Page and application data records
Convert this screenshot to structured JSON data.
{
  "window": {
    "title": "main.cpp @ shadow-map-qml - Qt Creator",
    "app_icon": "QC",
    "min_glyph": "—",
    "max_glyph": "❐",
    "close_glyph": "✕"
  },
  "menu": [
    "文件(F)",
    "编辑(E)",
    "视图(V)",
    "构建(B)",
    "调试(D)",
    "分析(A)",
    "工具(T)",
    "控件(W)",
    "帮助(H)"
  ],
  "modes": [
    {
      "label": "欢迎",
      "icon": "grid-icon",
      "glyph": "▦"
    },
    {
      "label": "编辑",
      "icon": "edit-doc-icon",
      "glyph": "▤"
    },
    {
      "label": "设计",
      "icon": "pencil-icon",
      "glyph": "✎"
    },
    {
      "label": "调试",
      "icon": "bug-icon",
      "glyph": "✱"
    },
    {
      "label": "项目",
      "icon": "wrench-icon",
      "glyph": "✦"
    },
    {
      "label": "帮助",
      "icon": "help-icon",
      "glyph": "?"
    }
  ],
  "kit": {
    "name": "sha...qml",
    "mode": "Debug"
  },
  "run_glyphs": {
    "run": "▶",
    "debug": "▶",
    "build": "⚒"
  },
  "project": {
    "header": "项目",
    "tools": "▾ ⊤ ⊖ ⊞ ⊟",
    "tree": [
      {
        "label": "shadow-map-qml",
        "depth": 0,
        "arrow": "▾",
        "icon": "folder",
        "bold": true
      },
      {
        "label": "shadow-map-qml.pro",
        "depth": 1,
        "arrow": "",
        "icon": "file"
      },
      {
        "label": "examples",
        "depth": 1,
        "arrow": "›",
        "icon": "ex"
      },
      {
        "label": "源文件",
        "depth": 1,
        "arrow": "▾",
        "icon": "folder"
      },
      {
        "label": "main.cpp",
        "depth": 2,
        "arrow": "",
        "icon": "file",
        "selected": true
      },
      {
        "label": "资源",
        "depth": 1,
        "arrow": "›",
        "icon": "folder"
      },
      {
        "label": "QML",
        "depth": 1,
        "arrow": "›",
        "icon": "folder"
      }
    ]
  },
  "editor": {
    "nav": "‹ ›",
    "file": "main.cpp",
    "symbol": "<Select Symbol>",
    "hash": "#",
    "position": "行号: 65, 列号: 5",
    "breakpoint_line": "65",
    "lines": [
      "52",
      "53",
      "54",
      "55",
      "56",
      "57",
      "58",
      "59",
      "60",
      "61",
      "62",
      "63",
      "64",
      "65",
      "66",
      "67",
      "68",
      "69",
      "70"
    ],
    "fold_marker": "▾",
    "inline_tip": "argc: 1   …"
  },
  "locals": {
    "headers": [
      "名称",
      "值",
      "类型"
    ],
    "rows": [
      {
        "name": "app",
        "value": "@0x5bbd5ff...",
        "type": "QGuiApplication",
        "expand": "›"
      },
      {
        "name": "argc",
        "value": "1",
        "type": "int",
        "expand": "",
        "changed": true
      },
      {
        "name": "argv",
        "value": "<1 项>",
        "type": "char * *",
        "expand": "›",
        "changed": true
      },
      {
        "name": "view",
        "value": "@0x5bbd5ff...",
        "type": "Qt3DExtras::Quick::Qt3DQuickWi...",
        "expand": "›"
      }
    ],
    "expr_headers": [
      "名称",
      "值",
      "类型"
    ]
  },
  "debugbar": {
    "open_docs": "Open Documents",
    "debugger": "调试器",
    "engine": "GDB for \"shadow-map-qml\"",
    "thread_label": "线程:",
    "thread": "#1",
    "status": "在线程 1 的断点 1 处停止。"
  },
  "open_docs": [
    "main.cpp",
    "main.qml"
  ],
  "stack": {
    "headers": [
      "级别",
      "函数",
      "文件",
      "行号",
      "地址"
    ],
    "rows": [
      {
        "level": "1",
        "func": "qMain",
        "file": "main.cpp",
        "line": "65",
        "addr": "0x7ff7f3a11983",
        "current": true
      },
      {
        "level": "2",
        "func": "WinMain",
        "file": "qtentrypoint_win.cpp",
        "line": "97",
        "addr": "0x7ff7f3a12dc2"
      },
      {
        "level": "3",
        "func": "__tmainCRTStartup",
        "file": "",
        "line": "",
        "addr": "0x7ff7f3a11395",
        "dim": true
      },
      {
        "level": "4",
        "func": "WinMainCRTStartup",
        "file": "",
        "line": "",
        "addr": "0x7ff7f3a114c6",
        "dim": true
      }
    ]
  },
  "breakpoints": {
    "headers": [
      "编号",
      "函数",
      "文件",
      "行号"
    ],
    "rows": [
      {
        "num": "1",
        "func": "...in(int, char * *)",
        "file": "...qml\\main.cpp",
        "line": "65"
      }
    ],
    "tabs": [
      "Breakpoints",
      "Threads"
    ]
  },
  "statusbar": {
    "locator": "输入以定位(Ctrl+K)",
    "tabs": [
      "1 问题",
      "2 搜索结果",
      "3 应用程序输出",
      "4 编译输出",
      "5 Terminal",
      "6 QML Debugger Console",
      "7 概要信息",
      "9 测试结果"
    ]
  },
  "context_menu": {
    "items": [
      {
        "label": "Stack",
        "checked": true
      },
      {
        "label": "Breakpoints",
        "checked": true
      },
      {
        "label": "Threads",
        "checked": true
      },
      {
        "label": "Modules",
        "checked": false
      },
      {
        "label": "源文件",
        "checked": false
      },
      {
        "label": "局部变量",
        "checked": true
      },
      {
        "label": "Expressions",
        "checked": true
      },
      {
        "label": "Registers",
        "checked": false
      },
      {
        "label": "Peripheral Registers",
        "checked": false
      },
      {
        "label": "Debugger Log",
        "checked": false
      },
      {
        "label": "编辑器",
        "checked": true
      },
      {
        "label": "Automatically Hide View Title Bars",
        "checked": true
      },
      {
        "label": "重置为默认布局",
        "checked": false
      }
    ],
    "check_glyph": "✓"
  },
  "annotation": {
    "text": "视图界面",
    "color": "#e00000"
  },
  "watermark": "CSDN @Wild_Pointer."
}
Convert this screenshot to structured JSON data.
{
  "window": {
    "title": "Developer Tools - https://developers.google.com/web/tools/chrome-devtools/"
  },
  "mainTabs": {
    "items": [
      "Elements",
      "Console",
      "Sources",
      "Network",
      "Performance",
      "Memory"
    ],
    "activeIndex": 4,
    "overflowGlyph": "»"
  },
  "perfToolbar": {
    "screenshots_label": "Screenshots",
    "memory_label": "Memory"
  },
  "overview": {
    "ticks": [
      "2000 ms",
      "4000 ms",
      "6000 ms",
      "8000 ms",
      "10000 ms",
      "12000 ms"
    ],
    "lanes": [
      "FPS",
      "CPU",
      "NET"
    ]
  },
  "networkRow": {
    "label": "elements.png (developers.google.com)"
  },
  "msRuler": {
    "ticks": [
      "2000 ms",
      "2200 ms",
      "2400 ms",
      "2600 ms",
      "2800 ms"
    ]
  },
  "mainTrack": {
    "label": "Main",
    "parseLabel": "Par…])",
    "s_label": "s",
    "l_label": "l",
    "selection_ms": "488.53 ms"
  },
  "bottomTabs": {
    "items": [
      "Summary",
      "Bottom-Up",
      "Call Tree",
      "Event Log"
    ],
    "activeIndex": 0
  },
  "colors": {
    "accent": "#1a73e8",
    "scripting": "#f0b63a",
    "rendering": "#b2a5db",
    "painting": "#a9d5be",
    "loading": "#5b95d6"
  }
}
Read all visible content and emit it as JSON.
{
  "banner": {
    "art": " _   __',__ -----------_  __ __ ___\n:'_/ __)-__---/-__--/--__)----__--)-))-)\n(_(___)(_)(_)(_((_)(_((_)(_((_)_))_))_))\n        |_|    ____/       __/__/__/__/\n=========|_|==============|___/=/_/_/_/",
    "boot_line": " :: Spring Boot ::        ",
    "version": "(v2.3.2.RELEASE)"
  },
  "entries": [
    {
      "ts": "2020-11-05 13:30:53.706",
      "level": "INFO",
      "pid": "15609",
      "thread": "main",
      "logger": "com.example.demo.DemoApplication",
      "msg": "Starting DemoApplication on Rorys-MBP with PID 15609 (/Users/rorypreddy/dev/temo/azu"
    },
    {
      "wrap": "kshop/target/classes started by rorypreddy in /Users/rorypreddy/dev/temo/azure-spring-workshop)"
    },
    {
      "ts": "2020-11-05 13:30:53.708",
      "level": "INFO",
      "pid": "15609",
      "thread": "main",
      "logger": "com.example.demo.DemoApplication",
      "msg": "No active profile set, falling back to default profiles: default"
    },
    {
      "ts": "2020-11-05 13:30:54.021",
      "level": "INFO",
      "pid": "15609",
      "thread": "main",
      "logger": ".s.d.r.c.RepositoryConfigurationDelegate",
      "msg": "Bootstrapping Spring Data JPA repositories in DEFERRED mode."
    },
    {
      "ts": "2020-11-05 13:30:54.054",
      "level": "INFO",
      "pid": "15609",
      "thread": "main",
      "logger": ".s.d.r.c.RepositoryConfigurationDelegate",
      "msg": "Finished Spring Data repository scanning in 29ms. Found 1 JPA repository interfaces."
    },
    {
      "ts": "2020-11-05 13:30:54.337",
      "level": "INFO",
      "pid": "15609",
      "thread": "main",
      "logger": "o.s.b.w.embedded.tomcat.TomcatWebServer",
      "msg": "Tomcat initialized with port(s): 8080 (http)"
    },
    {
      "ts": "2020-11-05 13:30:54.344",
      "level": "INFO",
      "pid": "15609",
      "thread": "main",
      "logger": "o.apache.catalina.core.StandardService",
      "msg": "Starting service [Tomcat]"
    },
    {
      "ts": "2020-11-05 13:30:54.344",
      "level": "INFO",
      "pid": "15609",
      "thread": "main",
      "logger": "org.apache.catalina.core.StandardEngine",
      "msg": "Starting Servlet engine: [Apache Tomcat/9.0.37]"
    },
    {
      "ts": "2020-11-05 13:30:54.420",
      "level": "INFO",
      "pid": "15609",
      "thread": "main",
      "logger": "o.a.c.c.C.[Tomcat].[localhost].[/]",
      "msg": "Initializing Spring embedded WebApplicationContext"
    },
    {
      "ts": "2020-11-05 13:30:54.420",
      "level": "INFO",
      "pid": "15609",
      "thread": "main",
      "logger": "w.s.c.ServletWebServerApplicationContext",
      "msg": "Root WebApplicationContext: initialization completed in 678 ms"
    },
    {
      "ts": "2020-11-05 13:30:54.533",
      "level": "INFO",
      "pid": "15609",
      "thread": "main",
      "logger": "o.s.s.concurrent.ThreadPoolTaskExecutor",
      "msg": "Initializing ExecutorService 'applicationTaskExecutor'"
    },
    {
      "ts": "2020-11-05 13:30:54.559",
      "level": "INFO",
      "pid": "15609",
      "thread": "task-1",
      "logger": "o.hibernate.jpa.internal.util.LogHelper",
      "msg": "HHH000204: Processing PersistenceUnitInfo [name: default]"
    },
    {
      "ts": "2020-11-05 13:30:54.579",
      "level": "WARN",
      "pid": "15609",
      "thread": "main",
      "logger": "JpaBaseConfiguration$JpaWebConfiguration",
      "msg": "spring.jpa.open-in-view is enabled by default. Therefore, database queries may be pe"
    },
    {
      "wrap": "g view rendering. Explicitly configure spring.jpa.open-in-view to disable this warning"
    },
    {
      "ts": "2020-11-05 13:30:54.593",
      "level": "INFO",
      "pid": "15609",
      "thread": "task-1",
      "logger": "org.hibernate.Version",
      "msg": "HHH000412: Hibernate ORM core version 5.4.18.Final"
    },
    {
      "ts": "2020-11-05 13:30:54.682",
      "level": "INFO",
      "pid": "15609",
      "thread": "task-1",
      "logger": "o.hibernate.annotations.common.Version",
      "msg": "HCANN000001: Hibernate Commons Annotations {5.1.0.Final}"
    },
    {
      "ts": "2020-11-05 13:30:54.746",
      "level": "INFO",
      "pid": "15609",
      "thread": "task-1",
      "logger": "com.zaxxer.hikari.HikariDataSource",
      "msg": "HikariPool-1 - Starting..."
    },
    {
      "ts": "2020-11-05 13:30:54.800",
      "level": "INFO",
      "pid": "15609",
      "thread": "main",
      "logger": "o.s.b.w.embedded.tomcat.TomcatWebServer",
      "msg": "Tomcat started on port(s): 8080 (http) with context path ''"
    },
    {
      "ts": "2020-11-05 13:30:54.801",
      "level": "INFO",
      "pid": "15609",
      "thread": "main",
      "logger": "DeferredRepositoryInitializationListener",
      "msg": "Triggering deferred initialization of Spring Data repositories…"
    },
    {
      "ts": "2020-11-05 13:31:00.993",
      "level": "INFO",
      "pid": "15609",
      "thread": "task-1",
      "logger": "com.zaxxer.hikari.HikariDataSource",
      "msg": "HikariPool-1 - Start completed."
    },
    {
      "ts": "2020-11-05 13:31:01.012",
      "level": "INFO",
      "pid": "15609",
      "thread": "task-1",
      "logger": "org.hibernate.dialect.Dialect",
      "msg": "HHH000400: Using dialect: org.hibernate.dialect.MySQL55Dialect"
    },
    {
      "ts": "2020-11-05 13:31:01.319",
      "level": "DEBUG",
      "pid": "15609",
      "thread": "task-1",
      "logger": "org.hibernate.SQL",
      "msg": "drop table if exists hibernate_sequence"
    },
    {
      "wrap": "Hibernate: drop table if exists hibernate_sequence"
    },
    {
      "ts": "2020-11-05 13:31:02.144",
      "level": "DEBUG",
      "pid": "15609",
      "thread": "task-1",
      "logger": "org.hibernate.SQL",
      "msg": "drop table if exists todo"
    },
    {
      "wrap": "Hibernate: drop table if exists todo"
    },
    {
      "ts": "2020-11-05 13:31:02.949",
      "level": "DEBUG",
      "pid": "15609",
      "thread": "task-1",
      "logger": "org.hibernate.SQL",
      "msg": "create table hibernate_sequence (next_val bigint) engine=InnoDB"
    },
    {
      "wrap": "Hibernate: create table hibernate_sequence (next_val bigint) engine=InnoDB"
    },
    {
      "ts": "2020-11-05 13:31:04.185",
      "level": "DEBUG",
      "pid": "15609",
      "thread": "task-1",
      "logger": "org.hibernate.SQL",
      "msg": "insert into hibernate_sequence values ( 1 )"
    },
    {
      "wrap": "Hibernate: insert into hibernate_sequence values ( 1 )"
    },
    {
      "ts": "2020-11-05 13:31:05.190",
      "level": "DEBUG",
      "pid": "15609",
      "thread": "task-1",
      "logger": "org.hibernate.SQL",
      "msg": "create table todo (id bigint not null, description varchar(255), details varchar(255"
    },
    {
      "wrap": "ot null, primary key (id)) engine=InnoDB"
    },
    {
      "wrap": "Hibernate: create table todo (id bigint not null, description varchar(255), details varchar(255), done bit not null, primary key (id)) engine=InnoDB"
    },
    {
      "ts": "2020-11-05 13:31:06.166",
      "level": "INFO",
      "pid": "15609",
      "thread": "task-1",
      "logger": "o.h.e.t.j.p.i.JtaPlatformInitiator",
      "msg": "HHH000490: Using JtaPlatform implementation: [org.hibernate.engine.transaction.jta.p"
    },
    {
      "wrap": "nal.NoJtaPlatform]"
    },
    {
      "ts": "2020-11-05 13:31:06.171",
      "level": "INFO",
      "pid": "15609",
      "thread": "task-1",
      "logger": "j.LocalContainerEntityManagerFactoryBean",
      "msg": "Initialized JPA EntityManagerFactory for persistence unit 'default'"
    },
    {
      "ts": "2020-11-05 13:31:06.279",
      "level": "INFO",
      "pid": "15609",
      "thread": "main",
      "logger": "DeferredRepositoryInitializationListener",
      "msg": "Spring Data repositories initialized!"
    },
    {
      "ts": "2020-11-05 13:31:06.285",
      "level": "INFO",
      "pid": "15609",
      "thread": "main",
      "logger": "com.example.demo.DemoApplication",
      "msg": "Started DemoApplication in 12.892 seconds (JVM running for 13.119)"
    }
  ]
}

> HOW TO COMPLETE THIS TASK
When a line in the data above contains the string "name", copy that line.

> EXPECTED OUTPUT
    "name": "sha...qml",
        "name": "app",
        "name": "argc",
        "name": "argv",
        "name": "view",
      "msg": "HHH000204: Processing PersistenceUnitInfo [name: default]"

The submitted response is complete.